Also upon Concord grapes, quite ripe. Specimens of chestnuts, shown by S. Farmer of Tetople.
Indian Corn. First premium to Jonas Goding of Farmington, for 55 bushels on one acre, and 8 bushels of inferior quality. Land in grass for 9 or 10 years past, yielding about half a ton per acre; eighteen loads manure spread on sward and plowed nine inches deep; shovelful of compost to each hill. Premium on half acre to James M. Mosher, for 80 bushels of ears.
Potatoes. First premium to J. B. Morrison of Farmington, for 400 bushels on one acre—Lapland, Peach-blow and State of Maine, on interval land, which had been mown for 25 years past. Four cords strawey manure spread on the furrows.
Premium on half acre, to David Miller of Wilton, for 153} bushels; old bound out grass land; two cords manure spread on furrows, and four cords applied in the hills.
R. S. Currier of Wilton, 126 bushels on half acre.
Barley. Warren Bullen grew 541 bushels of two rowed barley. Land in corn last
Turnips. John W. Dyer of New Sharon, 154 bushels on onefourth of an acre; old mowing land; plowed in June; one and a half cords manure from the sheep fold—a little ashes and plaster applied.
NORTH FRANKLIN SOCIETY.
This Society held its Annual Exhibition at Strong, on the 28th and 29th of September. The Secretary, J. M. Kempton, Esq., writes me as follows :-"The exhibition of animals was not so large as usual, on account of stormy weather, but would compare favorably as to quality. This Society, heretofore prosperous, has made very marked improvement during the past year. Much interest has been manifested in the improvement of neat stock, sheep and swine. Several pure blooded Durham bulls have been introduced; also some grades of the same, and some of the Herefords. The sheep raised in this section are mostly a cross of the Eastern coarse wooled sheep with the Merino; they are hardy, stand the winter well, and shear good fleeces.
The swine, heretofore mostly Berkshire and Native, are being improved by the White Chester. This last variety is considered on the whole, the best and most profitable known to us.
The horses most esteemed, are a mixture of the Eaton and French bloods. The Morgan and Messenger breeds are also spoken of very highly
Much interest has been manifested in manufactures, especially the more substantial fabrics of ladies' manufactures, such as flannels, carpetings, &c.
The following, are some of the premiums awarded :
LIVE STOCK. Bulls. Durham and Hereford bull, first premium to Charles H. Vining of Strong.
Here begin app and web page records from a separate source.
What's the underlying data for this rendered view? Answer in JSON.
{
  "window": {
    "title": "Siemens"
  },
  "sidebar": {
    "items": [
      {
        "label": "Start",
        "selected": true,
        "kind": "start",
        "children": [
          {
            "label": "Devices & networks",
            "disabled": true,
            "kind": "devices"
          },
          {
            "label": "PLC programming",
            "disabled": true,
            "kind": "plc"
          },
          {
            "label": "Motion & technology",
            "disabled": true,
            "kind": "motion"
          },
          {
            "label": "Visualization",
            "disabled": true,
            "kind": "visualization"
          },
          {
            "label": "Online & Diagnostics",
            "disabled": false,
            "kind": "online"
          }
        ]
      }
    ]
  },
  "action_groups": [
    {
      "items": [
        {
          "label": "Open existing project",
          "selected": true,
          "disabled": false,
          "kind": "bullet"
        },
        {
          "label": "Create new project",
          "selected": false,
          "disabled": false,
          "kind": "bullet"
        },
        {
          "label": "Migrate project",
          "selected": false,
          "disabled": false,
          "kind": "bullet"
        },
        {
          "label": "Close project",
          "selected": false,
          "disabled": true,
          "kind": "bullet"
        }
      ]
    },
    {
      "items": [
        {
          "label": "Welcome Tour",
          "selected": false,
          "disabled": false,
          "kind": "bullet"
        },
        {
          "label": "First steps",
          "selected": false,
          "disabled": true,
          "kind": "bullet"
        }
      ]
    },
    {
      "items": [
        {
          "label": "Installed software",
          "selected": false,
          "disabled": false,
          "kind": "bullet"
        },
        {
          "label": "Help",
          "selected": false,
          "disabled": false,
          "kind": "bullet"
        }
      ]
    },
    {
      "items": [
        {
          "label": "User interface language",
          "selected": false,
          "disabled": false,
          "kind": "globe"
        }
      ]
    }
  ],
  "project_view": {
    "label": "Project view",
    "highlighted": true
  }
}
Second premium to Orison Dill of Phillips.
One full blooded Durham bull, owned by J. B. Knowlton of Strong, was shown. The statement accompanying, says he was
three years old last spring, imported from New York, one year ago. This bull, Young Symmetry, No. 2453, vol. 3, American Herd Book, was sired by the celebrated imported bull, Fairmount, No. 490, American Herd Book. 1st, Dam, Fanny; 2d, by Dandy, No. 402; 2d, Fanny by Symmetry, 166; 3d, Matilda by Splendid, 161; 4th, Gipsey by Ajax, 2944, E H. B.; 5th, by Red Lady by Washington, 1500, E. H. Book.
First premium on one year old bull was awarded to C. Harvey, Jr., of New Vineyard, for Durham, raised by Mr. Percival of Waterville.
First premium on bull calf to Cyrus H. Brett of Strong.
The owner says in the statement, “that he prefers Durham and Hereford as a cross, because the Durham is too large and bony and the Hereford is much inclined to take fat."
Sheep. The committee on sheep award the first premium on fine wool buck to S. W. Pratt of Phillips.
Second to Charles Vining of Strong.
On six coarse wool lambs, first premium to J. B. Knowlton of Strong
Second to John Church of Phillips.
On six coarse wool ewes, first premium to J. B. Knowlton of Strong
Swine. First premium on boar to J. B. Knowlton of Strong.
First premium on breeding sow to J. B. Knowlton of Strong, for Chester swine. The committee say:—- We consider them a very excellent breed and would recommend them to the patronage of the farmers of North Franklin."
CROPS. Wheat. First premium to Thomas Vining, for 25 bushels on
Sown June 1st on land in potatoes the year before, and manured in the hill. Fifteen loads manure spread on in '59. Red wheat.